Overdue Professional Update

I’ve read that half the work of maintaining a good blog is simply updating it regularly.  If that’s true, I’m batting below .500 since it’s been a few months since the last post.  So I thought this would be a good time to share an update on what I’ve been up to professionally over the summer and into the fall.

I came to business school last year looking to make a fairly dramatic professional shift: transition from 6 years in nonprofit community development work to a career working with tech startups in venture capital.  It’s been an amazing run so far, starting second semester last year with an internship at AOL Ventures (the venture capital arm of AOL) and a fellowship with LearnCapital (an early stage VC firm focused on eduction technology).  I’ve been fortunate enough to continue this journey, first over the summer at Draper Fisher Jurvetson Gotham (DFJ Gotham), and now at Canaan Partners.

I spent my MBA summer internship at DFJ Gotham.  DFJ Gotham is an early stage technology-focused VC firm and the New York affiliate of the global DFJ network, one of the most storied names in the VC industry with 16 affiliates across 4 continents. DFJ Gotham is one of the oldest VC firms in New York, raising its first $90 million fund in 1999 and its second $70 million fund in 2007.  This summer was a busy time around the DFJ Gotham office, meaning it was a great time to be there.  I had the opportunity to participate in the diligence and decision making process for DFJ Gotham’s newest investment (Pickie), help the team prepare to raise their third fund, saw the acquisition of one of our portfolio companies (SinglePlatform by ConstantContact), and watched the team promote its first new partner (the wickedly smart Thatcher Bell) in years.  Not bad for 3 months.  I learned more and had more fun than I could have expected and want to say a big thank you to Danny, Ross, Thatcher, Joy, Lucas, and Aaron for a great experience and friendships that I anticipate extending well past the summer.
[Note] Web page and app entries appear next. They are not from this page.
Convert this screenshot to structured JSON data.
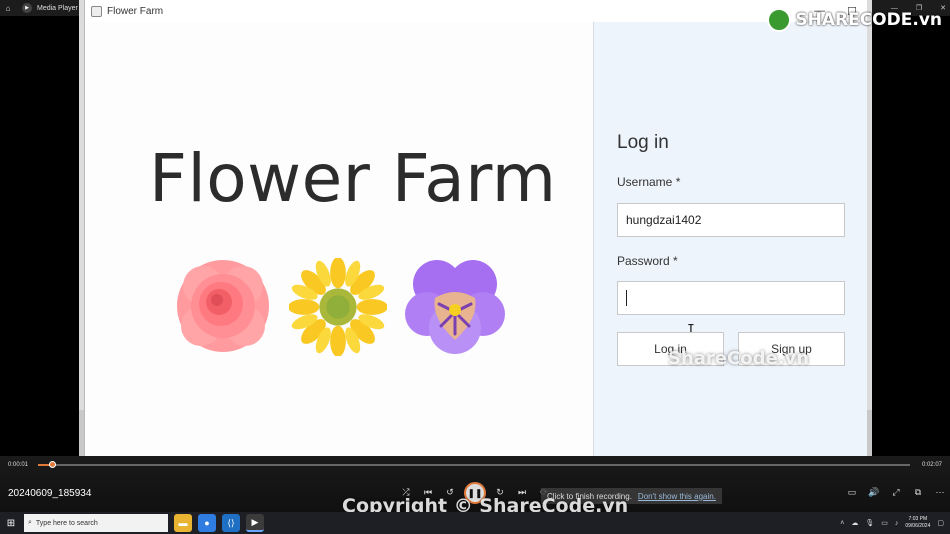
{
  "media_player": {
    "title": "Media Player",
    "elapsed": "0:00:01",
    "duration": "0:02:07",
    "progress_fraction": 0.01,
    "video_name": "20240609_185934",
    "accent_color": "#e07a3a"
  },
  "recording_toast": {
    "message": "Click to finish recording.",
    "dismiss_link": "Don't show this again."
  },
  "app": {
    "window_title": "Flower Farm",
    "brand_title": "Flower Farm",
    "flowers": [
      "rose-icon",
      "sunflower-icon",
      "pansy-icon"
    ]
  },
  "login": {
    "heading": "Log in",
    "username_label": "Username *",
    "username_value": "hungdzai1402",
    "password_label": "Password *",
    "password_value": "",
    "login_button": "Log in",
    "signup_button": "Sign up"
  },
  "watermarks": {
    "logo": "SHARECODE.vn",
    "middle": "ShareCode.vn",
    "bottom": "Copyright © ShareCode.vn"
  },
  "taskbar": {
    "search_placeholder": "Type here to search",
    "time": "7:03 PM",
    "date": "09/06/2024"
  }
}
I’m now working two days a week throughout the school year at Canaan.  Again, couldn’t have asked for a better opportunity.  Canaan is also an early stage, tech-focused VC firm.  They’ve been around for roughly 25 years, have 5 offices around the globe and raised their 9th, $650 million fund this past January.  The NYC office is small (three investment professionals, laid back and, most importantly, the fridge is always stocked with good beer and coconut water.  The deals we’re seeing are some of the most interesting I’ve seen to date and the people (both partners and entrepreneurs) are as sharp as they come.  A lot of my time is spent on deal sourcing, screening, diligence, and in pitch meetings, which basically means seeing a ton of startups.  Hard to imagine a better way to spend the last few months and looking forward to a great year ahead.
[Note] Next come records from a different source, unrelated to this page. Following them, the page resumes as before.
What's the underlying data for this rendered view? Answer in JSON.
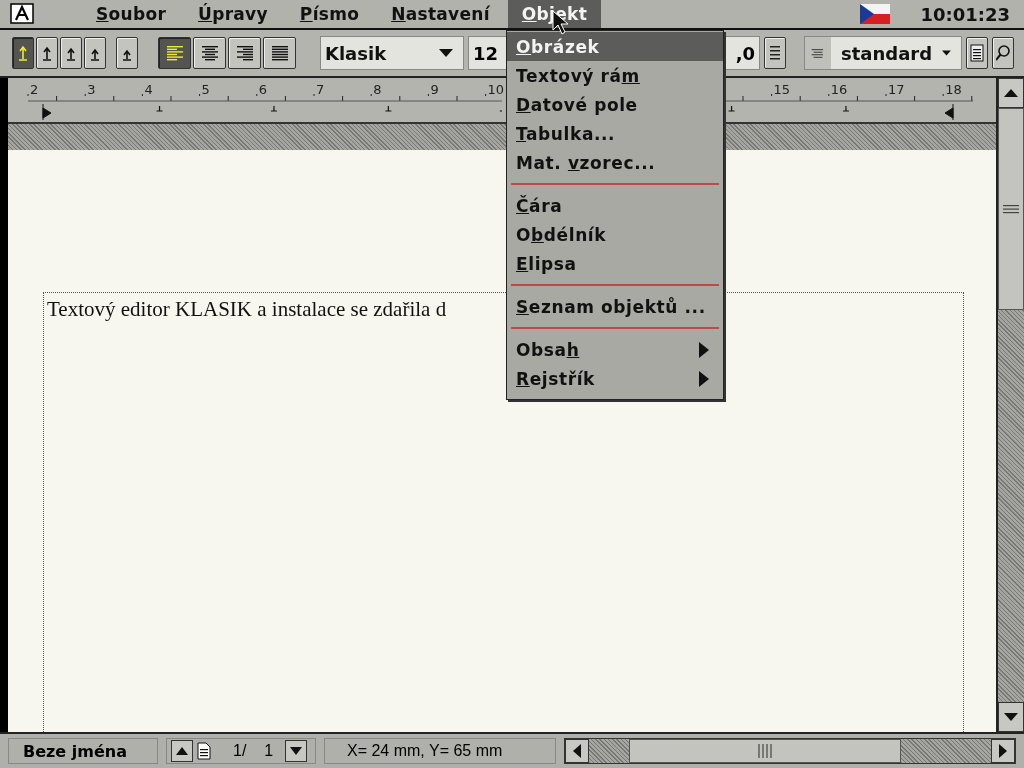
{
  "menubar": {
    "items": [
      {
        "underlined": "S",
        "after": "oubor",
        "selected": false
      },
      {
        "underlined": "Ú",
        "after": "pravy",
        "selected": false
      },
      {
        "underlined": "P",
        "after": "ísmo",
        "selected": false
      },
      {
        "underlined": "N",
        "after": "astavení",
        "selected": false
      },
      {
        "underlined": "O",
        "after": "bjekt",
        "selected": true
      }
    ],
    "clock": "10:01:23"
  },
  "toolbar": {
    "spacing_buttons": [
      {
        "selected": true
      },
      {
        "selected": false
      },
      {
        "selected": false
      },
      {
        "selected": false
      },
      {
        "selected": false
      }
    ],
    "align_buttons": [
      {
        "kind": "left",
        "selected": true
      },
      {
        "kind": "center",
        "selected": false
      },
      {
        "kind": "right",
        "selected": false
      },
      {
        "kind": "justify",
        "selected": false
      }
    ],
    "font": "Klasik",
    "size": "12",
    "spacing": ",0",
    "style": "standard"
  },
  "ruler": {
    "numbers": [
      "2",
      "3",
      "4",
      "5",
      "6",
      "7",
      "8",
      "9",
      "10",
      "15",
      "16",
      "17",
      "18"
    ]
  },
  "document": {
    "text": "Textový editor KLASIK a instalace se zdařila d"
  },
  "menu": {
    "items": [
      {
        "kind": "item",
        "underlined": "O",
        "after": "brázek",
        "selected": true
      },
      {
        "kind": "item",
        "before": "Textový rá",
        "underlined": "m",
        "selected": false
      },
      {
        "kind": "item",
        "underlined": "D",
        "after": "atové pole",
        "selected": false
      },
      {
        "kind": "item",
        "underlined": "T",
        "after": "abulka...",
        "selected": false
      },
      {
        "kind": "item",
        "before": "Mat. ",
        "underlined": "v",
        "after": "zorec...",
        "selected": false
      },
      {
        "kind": "separator"
      },
      {
        "kind": "item",
        "underlined": "Č",
        "after": "ára",
        "selected": false
      },
      {
        "kind": "item",
        "before": "O",
        "underlined": "b",
        "after": "délník",
        "selected": false
      },
      {
        "kind": "item",
        "underlined": "E",
        "after": "lipsa",
        "selected": false
      },
      {
        "kind": "separator"
      },
      {
        "kind": "item",
        "underlined": "S",
        "after": "eznam objektů ...",
        "selected": false
      },
      {
        "kind": "separator"
      },
      {
        "kind": "submenu",
        "before": "Obsa",
        "underlined": "h",
        "selected": false
      },
      {
        "kind": "submenu",
        "underlined": "R",
        "after": "ejstřík",
        "selected": false
      }
    ]
  },
  "status_bar": {
    "filename": "Beze jména",
    "page": "1/",
    "pages": "1",
    "position": "X= 24 mm, Y= 65 mm"
  }
}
When I started out at Columbia, I really had no idea how to even start to break into this industry.  I consider myself very lucky to have had such a rich variety of experience over the past year and have been trying to absorb as much as possible along the way.  One of the most interesting aspects of the past year has been observing the differences and similarities between the four firms I’ve worked with.  Some, like LearnCapital and AOL Ventures, focus on specific tech industry sectors, while others, like DFJ Gotham and Canaan will consider most things digital.  Some prefer to invest in Seed rounds, while others primarily look at slightly more established startups looking to raise A or B rounds.  Some are deliberative while others pride themselves on agility.  None of these choices represents the “correct” approach. Rather, each generally seems like the right fit for the firm’s personality and objectives and is a good lesson that there are many reasonable approaches to early stage venture investing.  It also illustrates why startups usually end up hearing “no” from numerous VCs before finally hearing a “yes.”  Just one of many useful takeaways from a fascinating year.
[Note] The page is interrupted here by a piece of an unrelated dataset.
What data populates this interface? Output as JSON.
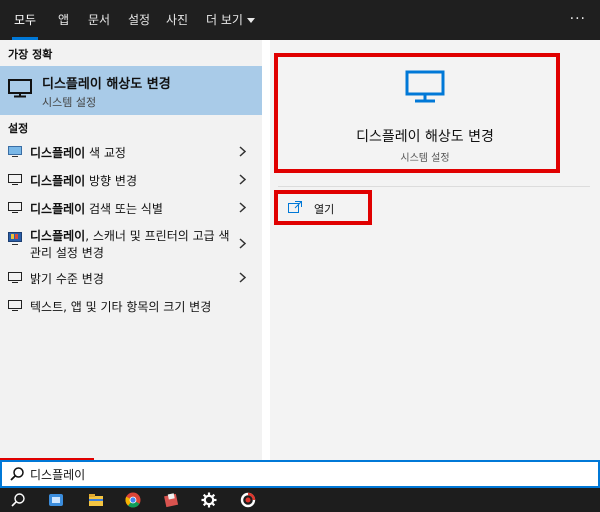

All in all, this has been the most educational, humbling, and engaging year of my professional life.  New York’s startup and VC ecosystem is filled with some of the sharpest people I’ve ever worked with and my challenge now is to figure out exactly how I fit into it.  I’m far from certain exactly where this journey will take me in the end but I’m loving the ride.